“IF YOU’RE WEARING black shoes, you should be wearing a black belt,” said Jake Betteridge, the general manager of Paul Stuart, a high-end American menswear brand that encourages men “to express individuality”—just not in this instance.
Other menswear authorities get behind this no-exceptions decree, especially when it comes to dressing professionally. “You have to make that differentiation of ‘Hey, is this for business, or is this for going out to dinner with your wife on Friday night,” said Scott Harrison Pyburn, the owner of Harrison Limited, a men’s specialty shop in Mountain Brook, Ala.
If you’re heading to the office or a job interview, said Mr. Pyburn, err on the “conservative and dressy” side and play the match game obediently. “It shows me a guy is paying attention,” he added.

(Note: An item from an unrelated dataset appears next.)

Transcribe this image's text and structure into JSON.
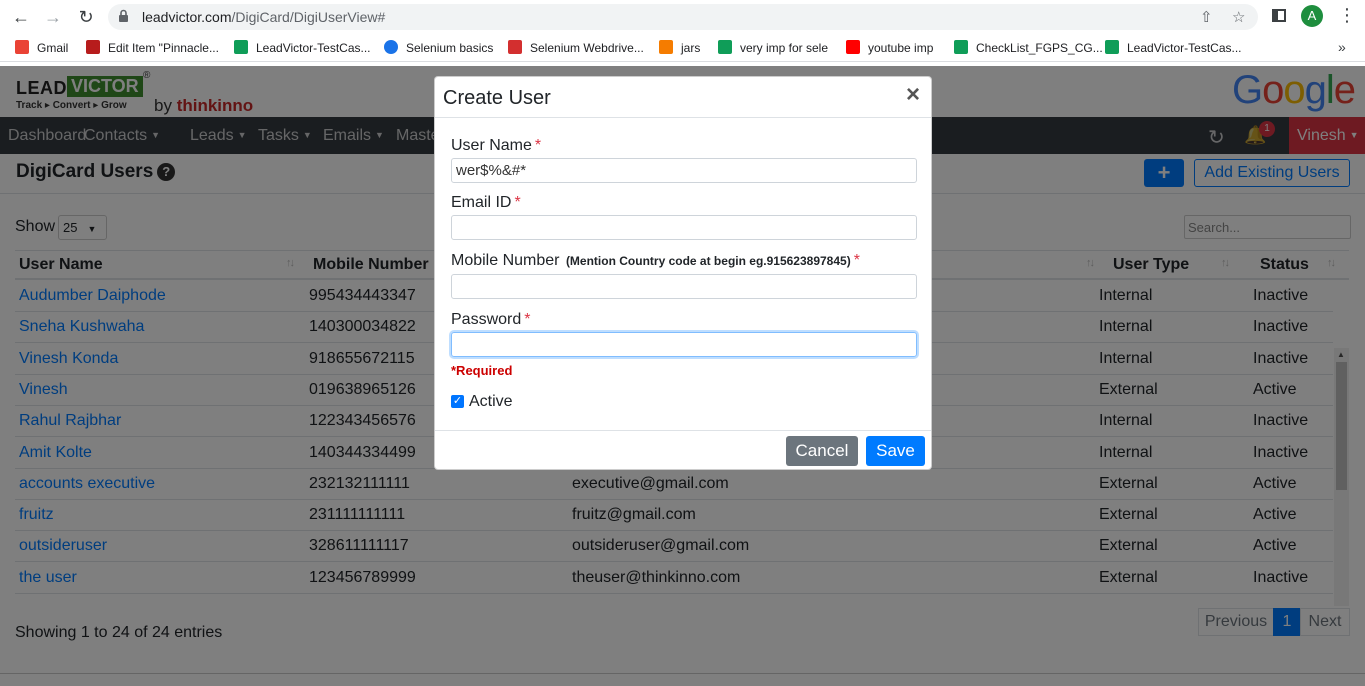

And how exact should the match be? Pretty darn close, said Paul Grangaard, the president and CEO of Allen Edmonds, the Port Washington, Wis., shoe brand that has shod men since 1922. “If you’re making a board presentation, you shouldn’t show up with walnut shoes and a burnished dark brown belt,” he said. “That’s just not the right way to step up in front of folks.”
Mr. Grangaard puts his money where his mouth is. The company strives to ease the matching process for guys who lack a Pantone color wheel by offering belts in every hue of leather in which it makes shoes. In some instances, the two pieces share more than color: The brand’s top-selling Manistee belt is a perforated calfskin model that mirrors its popular McAllister perforated calfskin wingtips. Overkill? Some men might think so.
When shopping, Paul Stuart’s Mr. Betteridge usually chooses the shoes first and then finds a coordinating belt, because it’s more crucial that the shoes coordinate with your suit or trousers. If you’re matching existing shoes, bring them with you to the store, he added. “Your memory will sometimes play tricks and you won’t be able to match it up.”
Your belt and shoes don’t have to match, but the challenge of pulling this off convincingly might best be left to advanced style practitioners. A strategic, controlled degree of disharmony can be “incredibly chic,” said New York-based menswear stylist and editor Grant Woolhead, who has worked with brands like Perry Ellis, Paul Smith and Calvin Klein. “Good fashion is about breaking the rules and pushing things forward.”
Of course, that doesn’t mean you can wear a flat black leather belt with flat brown leather shoes and not look rather clueless. You should still aim to keep your accessories in the same tonal family. Though hesitant to get too prescriptive about mismatching, Mr. Woolhead allowed that pairing a lighter brown belt with darker brown shoes can be an elegant solution. You should also try to preserve the same sensibility. Don’t, for instance, try to pair up a casual blue ribbon belt with formal oxblood wingtips.
Mr. Woolhead did offer one suggestion that even amateur dressers might safely adopt: Keep both shoes and belt the same color, but vary their textures. Introducing pebble-grain leather boots into a brown-and-brown pairing or an ostrich belt into a black duo can add a bit of interest to those coordinated sets without undermining the fundamentally conservative formula.
While matching is highly recommended in formal, professional contexts, the flip side is true when you’re off the clock. In casual looks, matching the two elements can look a bit precious. “I don’t think you have to wear a blue suede belt because you have blue suede sneakers on,” said Mr. Grangaard. “That does look like you’re trying too hard, no question about it.”